Klompen publishes article in International Journal for Parasitology: Parasites and Wildlife

April 25, 2019
Hans Klompen

Tick development on sexually-active bull moose is more advanced compared to that of cow moose in the winter tick, Dermacentor albipictus

Jay A. Yoder, Peter J. Pekins, Cameron J. Dobrotka, Kelli A. Fisher, Lee Kantar, Scott McLellan, Matt O'Neal, and Hans Klompen. 2019. Int J Parasitol Parasites Wildl. 9: 56–59. doi: 10.1016/j.ijppaw.2019.03.006


We performed a complete survey of ticks on 100 cm2 skin samples collected from 30 moose (Alces alces) harvested in 2017 in central and northern Maine, U.S.A. The samples were collected from 15 bulls, 13 cows, and 2 calves in mid-October when moose are breeding and winter ticks (Dermacentor albipictus) quest for a host. We identified only winter ticks with 99.2% in a juvenile stage; 3 adult ticks were found. Unfed nymphs were most common on bulls, whereas most ticks were fed larvae on cows and calves. The mean total count on bull samples was 21 ± 4.4 (range = 0–55) and higher than on cows (6 ± 0.5; range = 2–8). Unlike previous surveys, tick abundance was lowest on calves. Tick abundance was independent of age or weight of adult moose.
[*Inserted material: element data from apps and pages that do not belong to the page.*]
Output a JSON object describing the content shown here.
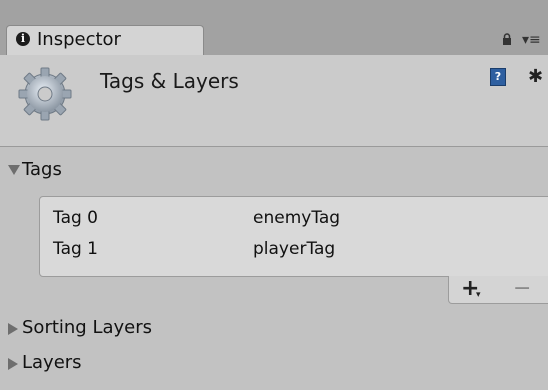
{
  "tab": {
    "title": "Inspector",
    "info_glyph": "i"
  },
  "window_controls": {
    "lock_icon": "lock-icon",
    "menu_glyph": "▾≡"
  },
  "header": {
    "title": "Tags & Layers",
    "help_glyph": "?",
    "settings_glyph": "✱"
  },
  "sections": {
    "tags": {
      "label": "Tags",
      "expanded": true,
      "items": [
        {
          "name": "Tag 0",
          "value": "enemyTag"
        },
        {
          "name": "Tag 1",
          "value": "playerTag"
        }
      ],
      "add_label": "+",
      "add_caret": "▾",
      "remove_label": "−"
    },
    "sorting_layers": {
      "label": "Sorting Layers",
      "expanded": false
    },
    "layers": {
      "label": "Layers",
      "expanded": false
    }
  },
  "colors": {
    "panel_bg": "#c2c2c2",
    "tabbar_bg": "#a2a2a2",
    "header_bg": "#cbcbcb",
    "list_bg": "#d9d9d9",
    "accent_help": "#2e5fa0"
  }
}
The higher abundance and more rapid development of winter ticks on adult bulls likely reflects the seasonal influence of increased movements and hormonal cycles associated with reproduction.